- Blow Off and Screen Smaller Materials: The container line moves through an air “knife” to blow off plastic, sending it to its own separation line, other containers are hand-sorted. Small mixed-color broken glass falls through a screen, is crushed in a grinder, and goes to a separate outdoor bin.
- The Glass Line: After the other containers are removed, all that remains on the line are larger broken, or unbroken, glass bottles. The main line is clear glass, and as it moves by, sorters hand-separate out the brown and green glass and move it to separate conveyers. Each of these lines empties to a separate outdoor bin. Front load tractors periodically empty these bins into trucks that take the containers to the glass plant.

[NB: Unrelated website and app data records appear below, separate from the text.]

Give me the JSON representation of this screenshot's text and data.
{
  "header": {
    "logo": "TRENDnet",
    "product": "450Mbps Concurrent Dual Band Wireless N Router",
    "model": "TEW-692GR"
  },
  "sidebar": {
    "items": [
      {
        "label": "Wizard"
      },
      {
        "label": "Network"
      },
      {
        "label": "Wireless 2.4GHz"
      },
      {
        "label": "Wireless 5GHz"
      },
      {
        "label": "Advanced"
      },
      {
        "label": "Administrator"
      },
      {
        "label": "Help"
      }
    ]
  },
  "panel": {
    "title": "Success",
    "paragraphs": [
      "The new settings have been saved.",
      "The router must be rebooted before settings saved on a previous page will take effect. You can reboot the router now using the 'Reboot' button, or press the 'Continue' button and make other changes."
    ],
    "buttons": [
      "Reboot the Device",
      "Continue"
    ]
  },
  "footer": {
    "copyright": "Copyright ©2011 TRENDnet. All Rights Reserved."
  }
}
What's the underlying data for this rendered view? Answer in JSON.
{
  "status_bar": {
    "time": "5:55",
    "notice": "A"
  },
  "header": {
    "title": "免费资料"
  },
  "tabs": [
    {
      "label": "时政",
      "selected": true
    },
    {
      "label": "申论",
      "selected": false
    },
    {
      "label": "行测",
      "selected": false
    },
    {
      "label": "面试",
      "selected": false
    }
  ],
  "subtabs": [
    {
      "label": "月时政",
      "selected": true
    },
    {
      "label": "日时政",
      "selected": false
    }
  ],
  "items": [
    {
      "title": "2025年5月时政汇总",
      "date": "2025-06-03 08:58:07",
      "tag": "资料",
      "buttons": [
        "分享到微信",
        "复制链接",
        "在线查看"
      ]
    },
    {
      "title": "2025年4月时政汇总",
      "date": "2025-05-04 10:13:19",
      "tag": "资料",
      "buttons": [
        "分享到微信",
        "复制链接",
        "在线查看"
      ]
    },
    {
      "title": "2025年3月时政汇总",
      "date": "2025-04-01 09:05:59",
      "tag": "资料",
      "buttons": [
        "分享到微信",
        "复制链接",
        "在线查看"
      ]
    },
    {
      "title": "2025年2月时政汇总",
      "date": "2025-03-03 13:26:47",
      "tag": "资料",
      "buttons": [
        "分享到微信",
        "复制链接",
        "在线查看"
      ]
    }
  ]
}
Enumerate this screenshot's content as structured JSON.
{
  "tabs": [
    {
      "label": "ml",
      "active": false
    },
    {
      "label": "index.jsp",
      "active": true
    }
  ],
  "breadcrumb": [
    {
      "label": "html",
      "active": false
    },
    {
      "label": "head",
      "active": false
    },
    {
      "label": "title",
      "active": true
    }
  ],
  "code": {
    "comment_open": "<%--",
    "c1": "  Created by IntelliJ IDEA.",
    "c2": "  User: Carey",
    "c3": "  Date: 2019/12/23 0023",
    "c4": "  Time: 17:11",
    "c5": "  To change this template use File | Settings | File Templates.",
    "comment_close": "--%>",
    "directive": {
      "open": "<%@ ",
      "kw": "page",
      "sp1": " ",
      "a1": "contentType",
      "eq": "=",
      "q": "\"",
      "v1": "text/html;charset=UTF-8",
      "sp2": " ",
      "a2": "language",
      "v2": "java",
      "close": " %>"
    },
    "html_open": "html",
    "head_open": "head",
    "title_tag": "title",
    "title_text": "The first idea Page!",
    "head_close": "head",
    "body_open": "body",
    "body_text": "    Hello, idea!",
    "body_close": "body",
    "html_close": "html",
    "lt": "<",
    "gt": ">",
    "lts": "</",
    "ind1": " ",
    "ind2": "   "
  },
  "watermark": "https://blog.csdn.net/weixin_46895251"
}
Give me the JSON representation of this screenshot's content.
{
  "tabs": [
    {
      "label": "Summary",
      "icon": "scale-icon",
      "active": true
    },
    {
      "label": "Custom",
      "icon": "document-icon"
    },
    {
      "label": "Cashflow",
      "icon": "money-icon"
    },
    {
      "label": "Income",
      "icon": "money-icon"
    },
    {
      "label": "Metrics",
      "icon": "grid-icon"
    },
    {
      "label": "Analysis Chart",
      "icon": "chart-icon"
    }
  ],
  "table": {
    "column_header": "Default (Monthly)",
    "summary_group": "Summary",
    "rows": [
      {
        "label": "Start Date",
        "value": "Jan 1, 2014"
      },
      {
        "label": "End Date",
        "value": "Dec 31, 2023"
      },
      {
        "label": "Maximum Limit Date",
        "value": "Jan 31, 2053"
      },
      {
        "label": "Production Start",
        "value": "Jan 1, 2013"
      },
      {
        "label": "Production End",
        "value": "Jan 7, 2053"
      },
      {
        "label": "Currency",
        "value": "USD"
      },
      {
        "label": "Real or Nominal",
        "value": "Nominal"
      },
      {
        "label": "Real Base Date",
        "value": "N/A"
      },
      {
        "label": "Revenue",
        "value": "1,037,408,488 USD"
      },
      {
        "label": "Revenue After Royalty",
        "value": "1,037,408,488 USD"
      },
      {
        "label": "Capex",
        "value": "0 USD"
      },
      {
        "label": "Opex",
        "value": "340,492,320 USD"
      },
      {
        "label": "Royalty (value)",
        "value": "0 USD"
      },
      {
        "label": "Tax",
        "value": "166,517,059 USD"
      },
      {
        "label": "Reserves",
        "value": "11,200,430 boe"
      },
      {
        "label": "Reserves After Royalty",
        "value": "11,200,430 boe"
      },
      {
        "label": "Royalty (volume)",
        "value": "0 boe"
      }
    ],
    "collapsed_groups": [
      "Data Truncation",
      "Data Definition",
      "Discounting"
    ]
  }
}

Fluffer and Baler
Depending on the type of material to be compressed, it is fluffed as necessary and then banded with wire to produce a 3' x 4' x 5' bale. Bales are moved by forklift to storage or tractor-trailers for shipping.
Where do the recyclables go and what are they used for?
The recyclables are marketed to various companies and ultimately sold to the company willing to pay the highest price. Bales of recyclables are loaded on tractor-trailers and trucked to companies that process them into new products. The market for recyclables is in a constant state of fluctuation and the price per ton of recyclables can change daily.
Following are examples of where some recyclables go and what they are used for:
|Newspaper||Bowater Paper Mill (Canada)||newsprint, insulation, lawn mulch|
|Magazines||De-Inking mills (Canada)||newsprint|
|Corrugated Cardboard||Solvay Paperboard (Syracuse)||cardboard boxes, linerboard|
|Brown Paper Bags||Paper Mills||brown bags, corrugated cardboard|
|Office Paper||Paper Mills||tissue, writing paper|
|Metal/Aerosol Cans||Steel Mills (NY and PA)||steel, tin|
|Aluminum Cans||Aluminum Mills (WV and IN)||aluminum cans|
|Glass Containers||Nexcycle Resources (Syracuse)||new bottles, jars|
|PET #1||Plastic Facilities (NY, NJ, PA)||polyester fibers for carpet, clothes|
|HDPE #2||Plastic Facilities (PA)||plastic lumber|
|Gable-Top Cartons||Paper Mills (NY, PA, GA, WI)||writing and tissue paper|
|Plastics (#s 3-7)||Plastic Facilities/WTE (Canada)||buckets, trash cans, etc.|